Fish play vital roles in ecosystems as predators, prey, and contributors to nutrient cycles. Economically, they are essential for commercial and recreational fisheries, providing food and livelihoods for millions of people worldwide.

Behavior and Social Structure

Fish exhibit a wide range of behaviors, from solitary hunters like the great white shark to complex social structures seen in schooling fish like herring. Some fish, like cichlids, display parental care and protect their young from predators.

Practical Applications and Studies

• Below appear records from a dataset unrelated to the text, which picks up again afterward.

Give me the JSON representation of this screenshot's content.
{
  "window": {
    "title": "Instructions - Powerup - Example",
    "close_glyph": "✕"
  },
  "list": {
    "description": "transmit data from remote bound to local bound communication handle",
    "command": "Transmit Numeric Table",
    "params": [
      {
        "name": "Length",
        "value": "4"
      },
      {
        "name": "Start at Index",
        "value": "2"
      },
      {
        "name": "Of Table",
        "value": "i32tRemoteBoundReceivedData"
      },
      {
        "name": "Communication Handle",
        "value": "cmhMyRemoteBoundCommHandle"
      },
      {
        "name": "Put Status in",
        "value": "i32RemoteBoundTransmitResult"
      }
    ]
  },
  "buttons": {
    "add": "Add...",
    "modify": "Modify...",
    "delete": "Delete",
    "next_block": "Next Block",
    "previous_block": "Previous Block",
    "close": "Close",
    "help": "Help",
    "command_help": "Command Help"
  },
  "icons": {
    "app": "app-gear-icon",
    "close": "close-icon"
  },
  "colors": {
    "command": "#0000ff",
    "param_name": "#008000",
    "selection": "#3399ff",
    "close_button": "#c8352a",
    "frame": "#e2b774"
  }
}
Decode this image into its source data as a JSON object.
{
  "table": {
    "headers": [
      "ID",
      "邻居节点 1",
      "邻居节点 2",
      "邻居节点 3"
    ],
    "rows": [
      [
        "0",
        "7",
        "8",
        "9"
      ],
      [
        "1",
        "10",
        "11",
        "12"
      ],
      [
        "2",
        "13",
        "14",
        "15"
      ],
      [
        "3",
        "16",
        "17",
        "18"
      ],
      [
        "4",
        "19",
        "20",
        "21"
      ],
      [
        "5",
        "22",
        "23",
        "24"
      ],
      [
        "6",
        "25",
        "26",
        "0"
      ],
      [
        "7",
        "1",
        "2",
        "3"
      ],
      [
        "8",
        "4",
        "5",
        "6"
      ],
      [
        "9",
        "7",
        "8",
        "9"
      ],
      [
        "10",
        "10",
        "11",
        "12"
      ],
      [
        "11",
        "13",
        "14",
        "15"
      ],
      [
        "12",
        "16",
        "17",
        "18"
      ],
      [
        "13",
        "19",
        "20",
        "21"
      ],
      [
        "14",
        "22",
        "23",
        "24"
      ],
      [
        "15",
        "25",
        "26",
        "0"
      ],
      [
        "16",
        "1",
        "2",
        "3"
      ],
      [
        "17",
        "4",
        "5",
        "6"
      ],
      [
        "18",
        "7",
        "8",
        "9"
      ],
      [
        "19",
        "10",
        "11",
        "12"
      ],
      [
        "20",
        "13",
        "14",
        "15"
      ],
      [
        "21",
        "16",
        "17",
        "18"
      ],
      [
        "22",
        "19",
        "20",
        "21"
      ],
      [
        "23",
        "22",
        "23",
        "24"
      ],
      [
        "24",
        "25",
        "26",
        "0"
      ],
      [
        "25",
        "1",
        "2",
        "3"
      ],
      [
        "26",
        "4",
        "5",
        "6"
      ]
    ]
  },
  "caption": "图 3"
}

Fish are important in various scientific research fields, including genetics, physiology, and environmental science. Zebrafish (Danio rerio) are a model organism in developmental biology and genetics research due to their transparent embryos and rapid development.

Interesting Fish Facts

Some fish display unusual “unfishlike” behaviors:

  • Lungfish: Breathes air and survives out of water for extended periods.
  • Clownfish: Exhibits sequential hermaphroditism, changing sex during its lifetime.
  • Mudskippers: Amphibious fish that walk on land using their pectoral fins.
  • Goblin Shark: Possesses a protrusible jaw that extends to catch prey.
  • Parrotfish: Produce a mucus cocoon at night to protect themselves from predators.

References

  • Ari, Csilla; D’Agostino, Dominic P. (2016). “Contingency checking and self-directed behaviors in giant manta rays: Do elasmobranchs have self-awareness?”. Journal of Ethology. 34 (2): 167–174. doi:10.1007/s10164-016-0462-z
  • Donoghue, Philip C. J.; Purnell, Mark A. (2009). “The Evolutionary Emergence of Vertebrates From Among Their Spineless Relatives”. Evolution: Education and Outreach. 2 (2): 204–212. doi:10.1007/s12052-009-0134-3
  • Greene, Harry W. (1998). “We are primates and we are fish: Teaching monophyletic organismal biology”. Integrative Biology. 1 (3): 108–111. doi:10.1002/(sici)1520-6602(1998)1:3<108::aid-inbi5>3.0.co;2-t
  • Helfman, G.; Collette, B.; Facey, D. (1997). The Diversity of Fishes (1st ed.). Wiley-Blackwell. ISBN 978-0-86542-256-8.
  • Moyle, Peter B.; Cech, Joseph J. (2003). Fishes, An Introduction to Ichthyology (5th ed.). Benjamin Cummings. ISBN 978-0-13-100847-2.